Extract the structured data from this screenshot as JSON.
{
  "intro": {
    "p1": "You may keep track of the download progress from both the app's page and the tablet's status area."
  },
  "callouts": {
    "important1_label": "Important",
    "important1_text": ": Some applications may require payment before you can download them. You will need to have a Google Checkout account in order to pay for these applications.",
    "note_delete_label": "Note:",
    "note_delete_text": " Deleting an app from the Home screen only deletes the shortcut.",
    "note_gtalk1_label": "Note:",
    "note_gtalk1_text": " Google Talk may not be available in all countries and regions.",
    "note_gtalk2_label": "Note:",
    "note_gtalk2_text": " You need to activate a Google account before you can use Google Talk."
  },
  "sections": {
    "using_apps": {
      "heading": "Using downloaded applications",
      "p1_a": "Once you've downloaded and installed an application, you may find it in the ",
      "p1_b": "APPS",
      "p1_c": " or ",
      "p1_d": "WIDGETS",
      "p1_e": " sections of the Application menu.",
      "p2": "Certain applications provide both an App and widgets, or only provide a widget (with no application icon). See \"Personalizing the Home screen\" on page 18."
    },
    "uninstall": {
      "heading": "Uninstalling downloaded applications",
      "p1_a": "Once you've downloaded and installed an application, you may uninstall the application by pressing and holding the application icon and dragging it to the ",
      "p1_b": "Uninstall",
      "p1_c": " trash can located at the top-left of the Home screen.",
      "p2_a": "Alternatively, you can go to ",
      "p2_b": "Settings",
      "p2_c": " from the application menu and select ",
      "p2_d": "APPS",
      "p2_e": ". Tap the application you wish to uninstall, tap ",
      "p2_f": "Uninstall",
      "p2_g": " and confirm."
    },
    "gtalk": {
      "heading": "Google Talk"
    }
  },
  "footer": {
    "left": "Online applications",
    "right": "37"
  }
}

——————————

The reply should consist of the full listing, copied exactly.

= Solution for this problem =
Extract the structured data from this screenshot as JSON.
{
  "intro": {
    "p1": "You may keep track of the download progress from both the app's page and the tablet's status area."
  },
  "callouts": {
    "important1_label": "Important",
    "important1_text": ": Some applications may require payment before you can download them. You will need to have a Google Checkout account in order to pay for these applications.",
    "note_delete_label": "Note:",
    "note_delete_text": " Deleting an app from the Home screen only deletes the shortcut.",
    "note_gtalk1_label": "Note:",
    "note_gtalk1_text": " Google Talk may not be available in all countries and regions.",
    "note_gtalk2_label": "Note:",
    "note_gtalk2_text": " You need to activate a Google account before you can use Google Talk."
  },
  "sections": {
    "using_apps": {
      "heading": "Using downloaded applications",
      "p1_a": "Once you've downloaded and installed an application, you may find it in the ",
      "p1_b": "APPS",
      "p1_c": " or ",
      "p1_d": "WIDGETS",
      "p1_e": " sections of the Application menu.",
      "p2": "Certain applications provide both an App and widgets, or only provide a widget (with no application icon). See \"Personalizing the Home screen\" on page 18."
    },
    "uninstall": {
      "heading": "Uninstalling downloaded applications",
      "p1_a": "Once you've downloaded and installed an application, you may uninstall the application by pressing and holding the application icon and dragging it to the ",
      "p1_b": "Uninstall",
      "p1_c": " trash can located at the top-left of the Home screen.",
      "p2_a": "Alternatively, you can go to ",
      "p2_b": "Settings",
      "p2_c": " from the application menu and select ",
      "p2_d": "APPS",
      "p2_e": ". Tap the application you wish to uninstall, tap ",
      "p2_f": "Uninstall",
      "p2_g": " and confirm."
    },
    "gtalk": {
      "heading": "Google Talk"
    }
  },
  "footer": {
    "left": "Online applications",
    "right": "37"
  }
}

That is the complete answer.